Dataset items

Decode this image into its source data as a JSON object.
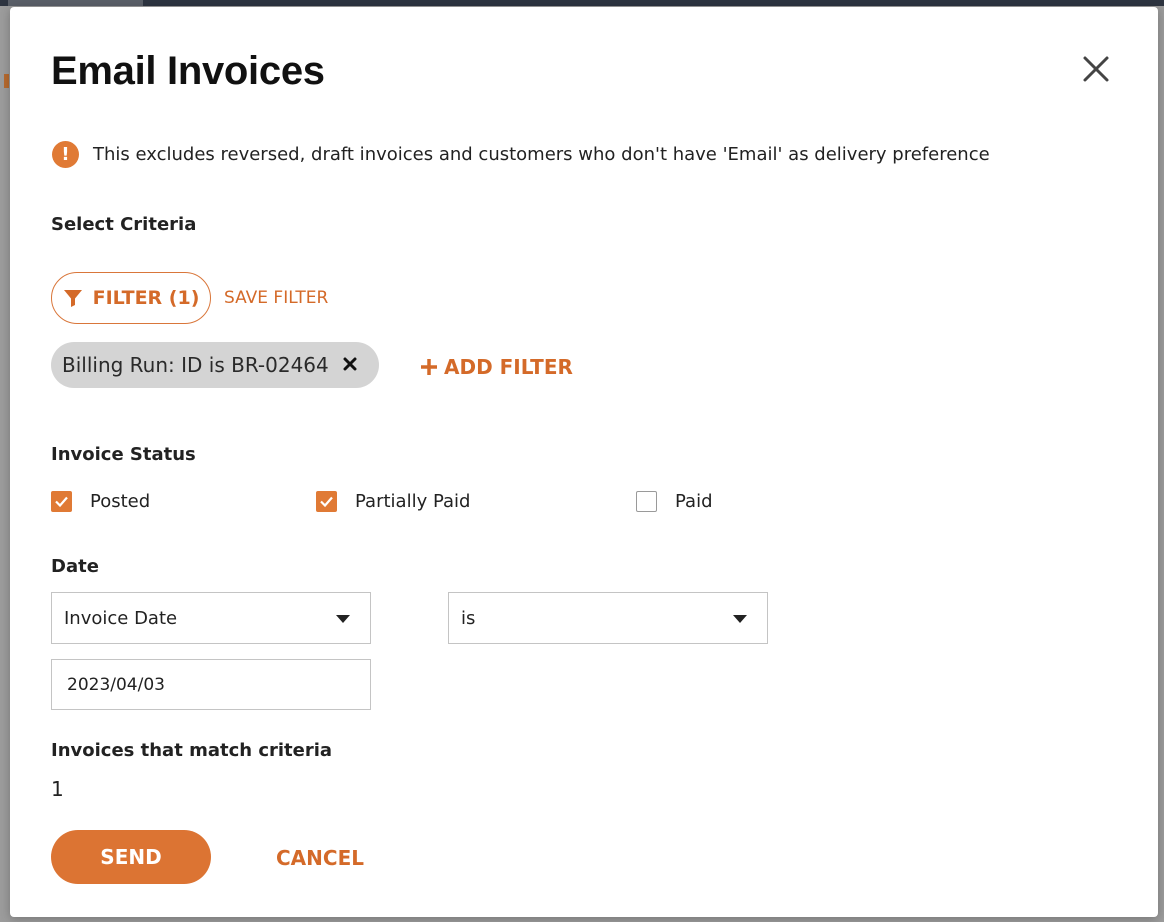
{
  "modal": {
    "title": "Email Invoices",
    "notice": "This excludes reversed, draft invoices and customers who don't have 'Email' as delivery preference"
  },
  "criteria": {
    "label": "Select Criteria",
    "filter_button": "FILTER (1)",
    "save_filter": "SAVE FILTER",
    "active_filter_chip": "Billing Run: ID is BR-02464",
    "add_filter": "ADD FILTER"
  },
  "invoice_status": {
    "label": "Invoice Status",
    "options": [
      {
        "label": "Posted",
        "checked": true
      },
      {
        "label": "Partially Paid",
        "checked": true
      },
      {
        "label": "Paid",
        "checked": false
      }
    ]
  },
  "date": {
    "label": "Date",
    "field_select": "Invoice Date",
    "operator_select": "is",
    "value": "2023/04/03"
  },
  "match": {
    "label": "Invoices that match criteria",
    "count": "1"
  },
  "actions": {
    "send": "SEND",
    "cancel": "CANCEL"
  },
  "colors": {
    "accent": "#dc7433",
    "chip_bg": "#d4d4d4"
  },
  "icons": {
    "notice": "exclamation-circle-icon",
    "filter": "funnel-icon",
    "close": "close-icon",
    "chip_remove": "x-icon",
    "add": "plus-icon",
    "dropdown": "caret-down-icon",
    "check": "checkmark-icon"
  }
}
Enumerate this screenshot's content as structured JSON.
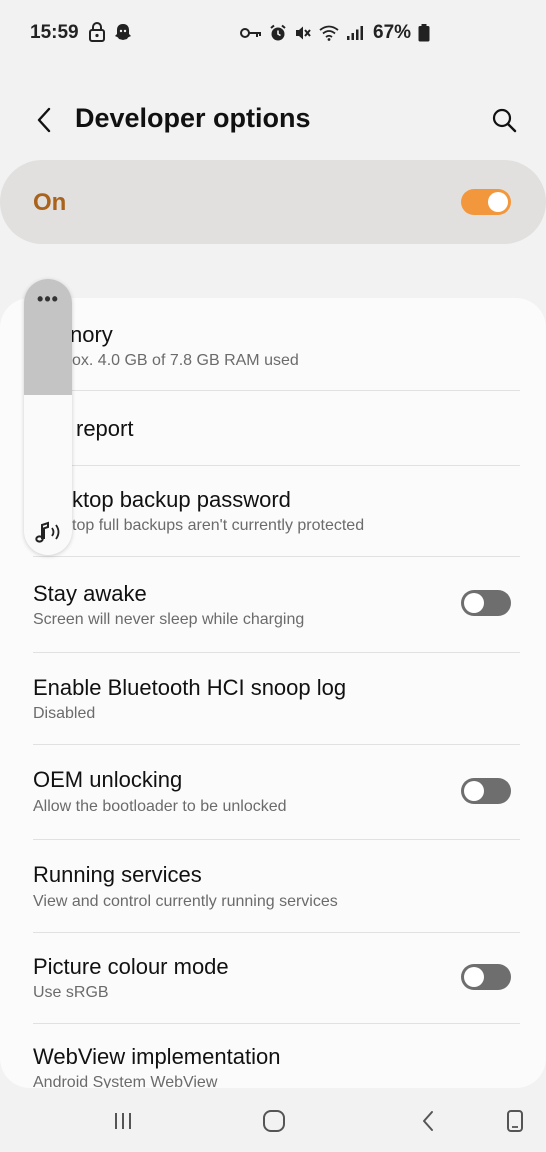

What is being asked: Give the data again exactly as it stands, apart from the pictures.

Exercise answer:
Decode this image into its source data as a JSON object.
{
  "modal": {
    "title": "Email Invoices",
    "notice": "This excludes reversed, draft invoices and customers who don't have 'Email' as delivery preference"
  },
  "criteria": {
    "label": "Select Criteria",
    "filter_button": "FILTER (1)",
    "save_filter": "SAVE FILTER",
    "active_filter_chip": "Billing Run: ID is BR-02464",
    "add_filter": "ADD FILTER"
  },
  "invoice_status": {
    "label": "Invoice Status",
    "options": [
      {
        "label": "Posted",
        "checked": true
      },
      {
        "label": "Partially Paid",
        "checked": true
      },
      {
        "label": "Paid",
        "checked": false
      }
    ]
  },
  "date": {
    "label": "Date",
    "field_select": "Invoice Date",
    "operator_select": "is",
    "value": "2023/04/03"
  },
  "match": {
    "label": "Invoices that match criteria",
    "count": "1"
  },
  "actions": {
    "send": "SEND",
    "cancel": "CANCEL"
  },
  "colors": {
    "accent": "#dc7433",
    "chip_bg": "#d4d4d4"
  },
  "icons": {
    "notice": "exclamation-circle-icon",
    "filter": "funnel-icon",
    "close": "close-icon",
    "chip_remove": "x-icon",
    "add": "plus-icon",
    "dropdown": "caret-down-icon",
    "check": "checkmark-icon"
  }
}
Enumerate this screenshot's content as structured JSON.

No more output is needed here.